*What to do:* Each line containing the word "document" must be copied from the material below.

*Supplied material:*
----------------------------------------

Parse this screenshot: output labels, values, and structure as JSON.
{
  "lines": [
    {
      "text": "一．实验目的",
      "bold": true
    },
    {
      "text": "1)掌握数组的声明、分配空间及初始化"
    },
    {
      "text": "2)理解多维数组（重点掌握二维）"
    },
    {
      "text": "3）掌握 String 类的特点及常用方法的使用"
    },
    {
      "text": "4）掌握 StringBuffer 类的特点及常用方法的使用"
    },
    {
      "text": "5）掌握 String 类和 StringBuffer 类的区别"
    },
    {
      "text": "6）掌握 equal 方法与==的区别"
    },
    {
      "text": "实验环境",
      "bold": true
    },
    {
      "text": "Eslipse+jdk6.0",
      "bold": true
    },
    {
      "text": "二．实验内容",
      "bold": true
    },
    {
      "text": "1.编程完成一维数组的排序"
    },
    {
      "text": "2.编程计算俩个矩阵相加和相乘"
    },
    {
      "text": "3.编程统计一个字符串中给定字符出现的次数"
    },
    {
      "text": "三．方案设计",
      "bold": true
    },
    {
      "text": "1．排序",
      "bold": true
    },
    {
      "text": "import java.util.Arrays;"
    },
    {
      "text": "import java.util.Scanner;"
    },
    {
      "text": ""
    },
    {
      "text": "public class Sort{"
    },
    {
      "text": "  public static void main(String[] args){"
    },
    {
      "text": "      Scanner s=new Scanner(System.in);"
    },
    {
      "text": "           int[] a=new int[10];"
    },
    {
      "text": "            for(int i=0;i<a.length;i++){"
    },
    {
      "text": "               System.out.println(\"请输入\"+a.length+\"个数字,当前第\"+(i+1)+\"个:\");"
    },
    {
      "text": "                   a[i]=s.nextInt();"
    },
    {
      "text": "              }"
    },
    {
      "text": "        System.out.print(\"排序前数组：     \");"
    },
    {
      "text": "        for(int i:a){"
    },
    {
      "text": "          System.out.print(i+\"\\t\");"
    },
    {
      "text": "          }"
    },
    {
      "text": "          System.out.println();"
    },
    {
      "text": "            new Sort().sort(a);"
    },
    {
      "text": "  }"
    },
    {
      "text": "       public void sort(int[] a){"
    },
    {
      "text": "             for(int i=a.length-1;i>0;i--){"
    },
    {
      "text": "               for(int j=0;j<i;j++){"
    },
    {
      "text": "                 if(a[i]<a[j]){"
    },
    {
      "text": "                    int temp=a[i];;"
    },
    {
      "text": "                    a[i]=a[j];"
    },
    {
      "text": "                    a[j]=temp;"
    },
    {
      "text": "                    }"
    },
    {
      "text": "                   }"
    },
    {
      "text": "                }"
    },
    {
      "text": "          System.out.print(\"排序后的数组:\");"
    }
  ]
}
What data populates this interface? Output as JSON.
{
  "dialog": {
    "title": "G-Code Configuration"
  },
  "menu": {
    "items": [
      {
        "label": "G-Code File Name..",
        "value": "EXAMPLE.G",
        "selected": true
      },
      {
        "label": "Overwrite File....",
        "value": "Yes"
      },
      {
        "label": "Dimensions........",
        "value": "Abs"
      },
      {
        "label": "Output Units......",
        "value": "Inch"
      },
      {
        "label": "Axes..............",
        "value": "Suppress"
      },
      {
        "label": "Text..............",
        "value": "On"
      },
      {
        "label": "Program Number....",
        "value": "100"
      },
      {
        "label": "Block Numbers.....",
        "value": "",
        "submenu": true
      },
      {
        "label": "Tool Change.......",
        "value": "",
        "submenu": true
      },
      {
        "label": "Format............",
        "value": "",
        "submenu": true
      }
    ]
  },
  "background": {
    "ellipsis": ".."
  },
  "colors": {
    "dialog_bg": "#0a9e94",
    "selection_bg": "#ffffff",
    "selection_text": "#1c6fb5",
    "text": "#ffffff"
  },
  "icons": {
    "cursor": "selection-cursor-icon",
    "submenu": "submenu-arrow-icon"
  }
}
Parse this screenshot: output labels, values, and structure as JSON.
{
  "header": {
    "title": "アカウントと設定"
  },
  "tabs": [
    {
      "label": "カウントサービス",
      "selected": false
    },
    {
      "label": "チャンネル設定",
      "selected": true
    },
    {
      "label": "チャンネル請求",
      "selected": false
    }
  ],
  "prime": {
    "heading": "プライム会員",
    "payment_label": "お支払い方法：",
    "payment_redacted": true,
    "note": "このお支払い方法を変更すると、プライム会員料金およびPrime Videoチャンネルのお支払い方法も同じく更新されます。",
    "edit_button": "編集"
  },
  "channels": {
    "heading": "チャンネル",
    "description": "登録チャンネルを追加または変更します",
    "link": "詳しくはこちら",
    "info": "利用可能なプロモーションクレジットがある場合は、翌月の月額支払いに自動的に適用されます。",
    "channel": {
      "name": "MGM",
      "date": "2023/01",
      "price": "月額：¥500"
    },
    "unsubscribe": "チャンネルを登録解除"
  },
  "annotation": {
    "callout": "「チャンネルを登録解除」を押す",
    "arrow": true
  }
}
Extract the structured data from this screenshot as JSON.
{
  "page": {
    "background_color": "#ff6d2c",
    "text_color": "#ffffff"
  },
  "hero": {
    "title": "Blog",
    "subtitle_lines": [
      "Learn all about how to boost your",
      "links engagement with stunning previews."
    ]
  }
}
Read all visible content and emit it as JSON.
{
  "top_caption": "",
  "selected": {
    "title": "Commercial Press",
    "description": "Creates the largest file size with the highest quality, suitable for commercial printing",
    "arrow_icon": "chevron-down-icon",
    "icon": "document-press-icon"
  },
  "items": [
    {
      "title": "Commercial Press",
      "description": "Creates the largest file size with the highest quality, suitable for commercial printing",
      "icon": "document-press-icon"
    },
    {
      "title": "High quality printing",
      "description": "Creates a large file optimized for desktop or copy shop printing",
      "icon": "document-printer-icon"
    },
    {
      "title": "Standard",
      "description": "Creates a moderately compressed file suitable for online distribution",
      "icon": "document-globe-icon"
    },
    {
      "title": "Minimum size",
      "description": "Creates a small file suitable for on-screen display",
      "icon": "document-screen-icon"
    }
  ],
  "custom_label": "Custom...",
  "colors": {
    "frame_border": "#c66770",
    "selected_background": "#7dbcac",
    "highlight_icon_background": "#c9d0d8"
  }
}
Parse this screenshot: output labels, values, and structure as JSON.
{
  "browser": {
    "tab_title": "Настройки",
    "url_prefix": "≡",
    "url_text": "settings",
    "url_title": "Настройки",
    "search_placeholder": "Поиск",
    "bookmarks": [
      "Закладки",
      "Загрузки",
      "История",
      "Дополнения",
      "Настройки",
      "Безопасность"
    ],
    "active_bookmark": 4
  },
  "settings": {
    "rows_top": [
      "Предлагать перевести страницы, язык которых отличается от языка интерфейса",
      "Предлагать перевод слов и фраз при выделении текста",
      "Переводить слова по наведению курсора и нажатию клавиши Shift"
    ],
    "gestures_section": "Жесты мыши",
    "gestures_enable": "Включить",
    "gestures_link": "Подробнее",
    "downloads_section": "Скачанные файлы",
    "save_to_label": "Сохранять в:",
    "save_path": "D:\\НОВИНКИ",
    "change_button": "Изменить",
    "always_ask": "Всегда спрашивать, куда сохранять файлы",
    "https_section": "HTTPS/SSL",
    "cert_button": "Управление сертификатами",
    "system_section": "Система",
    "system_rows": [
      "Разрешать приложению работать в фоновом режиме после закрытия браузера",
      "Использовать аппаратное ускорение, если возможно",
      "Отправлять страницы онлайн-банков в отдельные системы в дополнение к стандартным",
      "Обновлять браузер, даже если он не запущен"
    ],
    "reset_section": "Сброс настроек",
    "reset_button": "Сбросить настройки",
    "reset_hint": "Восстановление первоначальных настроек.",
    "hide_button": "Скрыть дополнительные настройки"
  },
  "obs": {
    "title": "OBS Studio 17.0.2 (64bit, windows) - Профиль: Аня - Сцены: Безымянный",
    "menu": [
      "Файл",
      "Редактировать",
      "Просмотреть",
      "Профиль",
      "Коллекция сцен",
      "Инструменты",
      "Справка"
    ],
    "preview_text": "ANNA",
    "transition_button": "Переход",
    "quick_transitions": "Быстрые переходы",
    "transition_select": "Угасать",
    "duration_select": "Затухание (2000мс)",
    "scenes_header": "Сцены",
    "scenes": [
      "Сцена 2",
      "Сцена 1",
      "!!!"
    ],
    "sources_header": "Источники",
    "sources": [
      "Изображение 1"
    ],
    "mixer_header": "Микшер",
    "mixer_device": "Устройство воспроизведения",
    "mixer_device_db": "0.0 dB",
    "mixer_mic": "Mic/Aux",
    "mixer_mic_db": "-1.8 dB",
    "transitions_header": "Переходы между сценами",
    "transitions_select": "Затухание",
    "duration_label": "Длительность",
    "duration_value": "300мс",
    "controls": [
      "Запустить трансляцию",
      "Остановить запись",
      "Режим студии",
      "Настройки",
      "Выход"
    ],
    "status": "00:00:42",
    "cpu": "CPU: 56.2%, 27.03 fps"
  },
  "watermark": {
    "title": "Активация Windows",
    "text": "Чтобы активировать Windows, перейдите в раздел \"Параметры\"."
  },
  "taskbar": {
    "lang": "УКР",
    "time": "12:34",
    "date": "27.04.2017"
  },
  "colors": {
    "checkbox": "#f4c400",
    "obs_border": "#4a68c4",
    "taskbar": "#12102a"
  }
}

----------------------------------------

*Exercise solution:*
    "icon": "document-press-icon"
      "icon": "document-press-icon"
      "icon": "document-printer-icon"
      "icon": "document-globe-icon"
      "icon": "document-screen-icon"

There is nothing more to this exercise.